The GDPR will apply to companies that fall into two broad definitions: ‘controllers’ and ‘processors’. The definitions are similar to those defined in the Data Protection Act 1998 (DPA) in that controllers say how and why personal data is processed, and processors act on the controller’s behalf. If you are a processor, the GDPR will place specific legal obligations and liabilities on you; for example, you will be required to maintain records of personal data and processing activities. If you are a controller, you are not relieved of your obligations where a processor is involved.

The GDPR places further obligations on you to ensure your contracts with processors comply with the GDPR. While the principles are similar to those in the DPA 1988, there are some additional requirements that UK companies need to be aware of. The most significant is accountability. The GDPR requires you to demonstrate compliance by design. This means ensuring you have adequate systems, contractual provisions, documented decisions about processing, and training in place.


Personal data

Pertinent to a HR manager – and, as with the DPA 1988 – the GDPR will apply to ‘personal data’ held about employees. However, the GDPR’s definition is broader. Any data that can be used to identify an individual is considered to be personal data. It can include things such as genetic, mental, cultural, economic or social information, and IP addresses. Even ‘pseudonymised’ data may fall within scope depending on how difficult it is to attribute the pseudonym to a particular individual.

Sensitive personal data known as ‘special categories of personal data’ is broadly similar to the DPA 1988 but there are some minor changes that will need to be addressed. It will include genetic data and biometric data where processed to uniquely identify an individual.

The issue of ‘consent’, where it validates the use of personal data, is also a significant development. Organisations need to ensure they are explicit when seeking consent and detail how they will use the information. An individual’s silence or inactivity will generally no longer be considered as consent.


Tips for HR professionals

HR professionals need to start acting now to ensure they’re compliant. Here’s our list of actions to consider:

Do you need to appoint a data protection officer?

Under the GDPR, some companies will be required to have one, including public authorities processing personal information; organisations whose ‘core activities’ require ‘regular and systematic monitoring of data subjects on a large scale’; or where there is large-scale processing of special categories of data.


Do you protect privacy by design? This emphasises the importance of measures such as privacy impact assessments (PIAs). As data controllers, PIAs will assess where privacy breach risks exist and how to minimise them.


Have you adequate systems in place to manage data breaches that may arise and to comply with the notification requirements? The GDPR requires your local data protection authority to be notified of a data breach within 72 hours of discovery.


Will you be able to comply with the right to be forgotten if the data subject requests it?


Will you be able to ensure compliance with the more restrictive principles of not holding data longer than absolutely necessary, and not changing how you use such data from the original purpose(s) specified?

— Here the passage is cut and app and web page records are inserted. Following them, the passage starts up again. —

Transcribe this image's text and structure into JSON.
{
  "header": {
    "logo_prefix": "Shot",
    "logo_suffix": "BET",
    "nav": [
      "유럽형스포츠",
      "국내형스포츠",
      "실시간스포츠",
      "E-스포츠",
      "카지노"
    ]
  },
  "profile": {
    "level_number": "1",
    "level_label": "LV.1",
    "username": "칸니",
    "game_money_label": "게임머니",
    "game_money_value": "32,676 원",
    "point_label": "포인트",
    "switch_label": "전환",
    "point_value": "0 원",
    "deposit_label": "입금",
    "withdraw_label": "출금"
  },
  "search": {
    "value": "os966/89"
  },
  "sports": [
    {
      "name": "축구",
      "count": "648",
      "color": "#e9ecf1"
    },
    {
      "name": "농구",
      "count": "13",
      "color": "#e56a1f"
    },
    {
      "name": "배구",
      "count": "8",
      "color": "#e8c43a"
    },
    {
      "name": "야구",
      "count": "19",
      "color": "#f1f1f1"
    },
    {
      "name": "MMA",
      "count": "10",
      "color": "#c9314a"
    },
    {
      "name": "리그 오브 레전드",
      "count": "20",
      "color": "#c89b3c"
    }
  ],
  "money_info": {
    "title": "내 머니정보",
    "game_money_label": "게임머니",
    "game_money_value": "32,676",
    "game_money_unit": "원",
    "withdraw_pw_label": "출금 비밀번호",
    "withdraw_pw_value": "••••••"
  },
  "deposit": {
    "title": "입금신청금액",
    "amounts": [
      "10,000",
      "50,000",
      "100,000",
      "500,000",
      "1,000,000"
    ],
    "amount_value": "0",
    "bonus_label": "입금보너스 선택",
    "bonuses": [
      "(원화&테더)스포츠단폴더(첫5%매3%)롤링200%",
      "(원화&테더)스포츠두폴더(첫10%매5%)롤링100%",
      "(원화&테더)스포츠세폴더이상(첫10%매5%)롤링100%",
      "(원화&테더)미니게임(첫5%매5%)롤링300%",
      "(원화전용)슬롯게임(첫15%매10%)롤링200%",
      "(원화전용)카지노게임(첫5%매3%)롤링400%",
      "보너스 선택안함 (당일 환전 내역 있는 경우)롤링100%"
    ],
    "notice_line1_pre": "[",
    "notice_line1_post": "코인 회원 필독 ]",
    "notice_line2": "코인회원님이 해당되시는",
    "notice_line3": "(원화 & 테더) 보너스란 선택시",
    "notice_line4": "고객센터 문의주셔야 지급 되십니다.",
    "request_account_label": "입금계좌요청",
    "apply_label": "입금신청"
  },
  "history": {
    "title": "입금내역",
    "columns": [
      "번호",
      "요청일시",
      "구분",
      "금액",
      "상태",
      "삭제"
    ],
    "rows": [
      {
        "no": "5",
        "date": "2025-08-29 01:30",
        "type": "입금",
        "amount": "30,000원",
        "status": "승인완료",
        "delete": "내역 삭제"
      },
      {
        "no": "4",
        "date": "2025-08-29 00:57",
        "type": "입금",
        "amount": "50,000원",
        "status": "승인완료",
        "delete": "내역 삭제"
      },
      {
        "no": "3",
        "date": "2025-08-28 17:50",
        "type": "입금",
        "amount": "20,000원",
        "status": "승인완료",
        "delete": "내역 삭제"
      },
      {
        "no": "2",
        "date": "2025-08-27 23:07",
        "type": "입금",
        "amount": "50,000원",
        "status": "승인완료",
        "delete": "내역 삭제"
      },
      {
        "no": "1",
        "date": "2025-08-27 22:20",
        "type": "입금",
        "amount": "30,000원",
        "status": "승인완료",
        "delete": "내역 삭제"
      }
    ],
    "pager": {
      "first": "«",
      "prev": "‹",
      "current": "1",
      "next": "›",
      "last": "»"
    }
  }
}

So why is all this so important? Why do you need to consider this now? Simply, because the penalties that can be imposed will increase substantially. Depending on the ’tier’ of the breach, fines can be up to £20,000,000 or 4 per cent of the total annual global turnover, not profit, based on the preceding financial year, whichever is the greater. If that wasn’t enough, we are all aware of the effects on PR for those organisations that have recently been victims of data breaches. So, while it seems some way off, there is a lot to be done between now and May 2018. Data controllers and processors need clarity on what data they hold and how the personal data is used. You need to make sure the systems protect privacy by design internally and externally, and that contractual provisions are in place with your clients and your service providers to ensure compliance and adequate indemnities exist.